Ms. Blais provides many ideas as ways to reduce the incentives for sprawl. Space prevents detailing all of them here, but one in particular is worth accenting. She argues that planners and finance officials need to work closer together to reduce the problem of subsidizing sprawl, noting:
“While the city planners were busily envisioning a more compact, mixed use urban form… down the hall the finance advisors were concocting financial instruments that would encourage and subsidize sprawl.” 8
Ms. Blais believes that planning efforts to control sprawl are doomed to fail unless the subsidies for sprawl are reduced. In fact, she seems to believe that the problem of sprawl can be almost entirely eliminated if we can eliminate the subsidization of sprawl.9 While I agree with Ms. Blais that these subsidies are an important part of the cause of sprawl, I am not sure I share her optimism that their elimination will solve the problem. Too many people would still be willing to pay the price of sprawl even if we could price it right. Nonetheless, there is no doubt in my mind that urban containment strategies would be far more effective if coupled by strategies to reduce the incentives for sprawl. I also wholeheartedly concur with her accenting that we need to think spatially10 and that finance officials and planners need to work closer together.
Patrick L. Dugan has been a city planning director and a city finance director. During the last 30 years, he has held various financial and planning positions in cities, counties, and regional agencies in three states. He has shared his views on public finance and planning with articles in The Western Planner since 1995. Now a private consultant in Washington, he can be reached at firstname.lastname@example.org.
- Ian Wight PhD MCIP, Associate Professor, City Planning, Faculty of Architecture, University of Manitoba.
- Pamela Blais, Perverse Cities, Hidden Subsidies, Wonky Policy, and Urban Sprawl, UBC Press, Vancouver/Toronto, 2010
- Blais cites Kitchen, Harry. “Canadian Municipalities, Fiscal Trends, and Sustainability.” Canadian Tax Journal 50,1 (2002), pp 156-80.
- Also see “Still Tapering Off,” The Western Planner, April/May, 2001
- Interestingly, Ms. Blais notes that parks are not locationally sensitive in price (page 192). By a different logic I would include parks, see “Thinking Geographically, or The Distance Factor in Public Finance,” The Western Planner, March 2001.
- My observation of how impact fees are set in the US coincide Ms. Blais observations in Canada.
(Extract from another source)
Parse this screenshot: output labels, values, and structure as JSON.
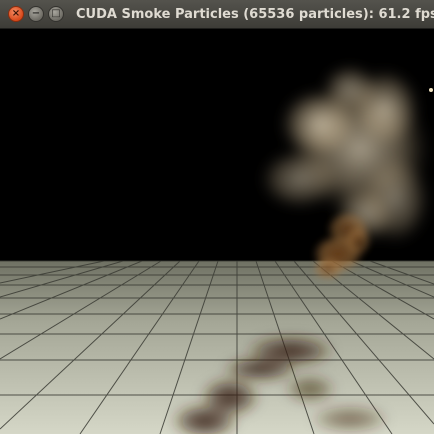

See “Impact Fees and Location,” The Western Planner, June 2001.
- For a more detailed discussion see either her book or “The Influence of Property Tax on The Structure of Land Development,” The Western Planner, December 2000.
- Page xi.
- Pages 226 and 230.
- Page 164.